• **WHAT IS NEEDED**: Would you copy every line of the listing below that includes the word "découvrir"?
(Beginning of RAW DATA)
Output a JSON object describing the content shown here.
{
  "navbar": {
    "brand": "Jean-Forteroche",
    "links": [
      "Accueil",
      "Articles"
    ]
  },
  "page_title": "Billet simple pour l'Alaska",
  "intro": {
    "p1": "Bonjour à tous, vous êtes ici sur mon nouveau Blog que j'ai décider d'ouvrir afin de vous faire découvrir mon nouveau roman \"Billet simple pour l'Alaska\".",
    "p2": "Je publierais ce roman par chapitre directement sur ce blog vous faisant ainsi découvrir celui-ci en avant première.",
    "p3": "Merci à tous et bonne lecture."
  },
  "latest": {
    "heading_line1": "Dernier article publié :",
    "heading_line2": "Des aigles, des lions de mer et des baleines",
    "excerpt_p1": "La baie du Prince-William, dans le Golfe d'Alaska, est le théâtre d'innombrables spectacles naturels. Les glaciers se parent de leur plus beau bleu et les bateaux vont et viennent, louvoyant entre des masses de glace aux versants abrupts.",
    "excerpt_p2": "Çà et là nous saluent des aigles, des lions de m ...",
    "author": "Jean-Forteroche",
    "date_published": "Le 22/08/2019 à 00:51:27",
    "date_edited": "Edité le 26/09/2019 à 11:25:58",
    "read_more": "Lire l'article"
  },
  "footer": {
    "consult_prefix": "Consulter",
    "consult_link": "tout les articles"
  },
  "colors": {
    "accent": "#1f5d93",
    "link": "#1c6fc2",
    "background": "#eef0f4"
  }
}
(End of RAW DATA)
• **EXERCISE RESULT**:
    "p1": "Bonjour à tous, vous êtes ici sur mon nouveau Blog que j'ai décider d'ouvrir afin de vous faire découvrir mon nouveau roman \"Billet simple pour l'Alaska\".",
    "p2": "Je publierais ce roman par chapitre directement sur ce blog vous faisant ainsi découvrir celui-ci en avant première.",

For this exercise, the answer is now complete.